New Orleans has added more than 37 miles of bike lanes on 16 streets since 2008 and a recent Tulane study shows that's led to a cycling surge in the city.
Study authors conclude that bike lanes promote physical activity among all ages and are a cost-effective tool for planners. And local drivers here in the CBD tell me they're not having problems with all the additional bicyclists. "I love it, I love seeing them and they're very careful and I think they should be on the road," says one woman in the CBD. Other drivers say they're happy people are getting some exercise or that they're trying to be green and improve the environment by not driving a vehicle.
But the cyclists have issues with those behind the wheel, as this man points out, "The drivers don't respect the bikes. The bicycles don't have much room to drive here in the city. In other places, like New York, you have more lanes than you have here in New Orleans."
The study also found that the proportion of riders cycling in the correct direction - with traffic - has also increased.
Kathryn Parker, assistant director of Tulane's Prevention Research Center, led the study that shows "The overall number of cyclists grew by 110 percent on South Carrollton Avenue and the side streets. But the greatest increase happened on the street with new bike lanes - a 225 percent increase from 79 daily riders a year ago to 257 daily riders."

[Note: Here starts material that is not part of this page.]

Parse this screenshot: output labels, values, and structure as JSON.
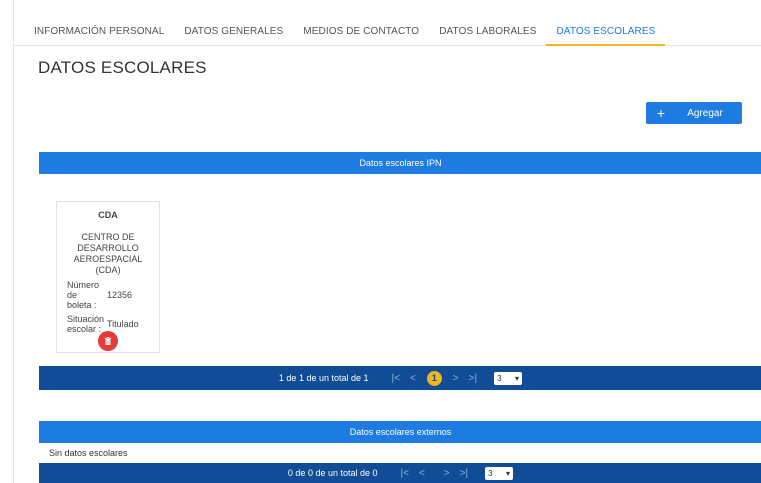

Parker says, "The total cost of the South Carrollton Avenue bike lanes was less than 1 percent of the total road resurfacing project."
Click here to get more on the study from Tulane.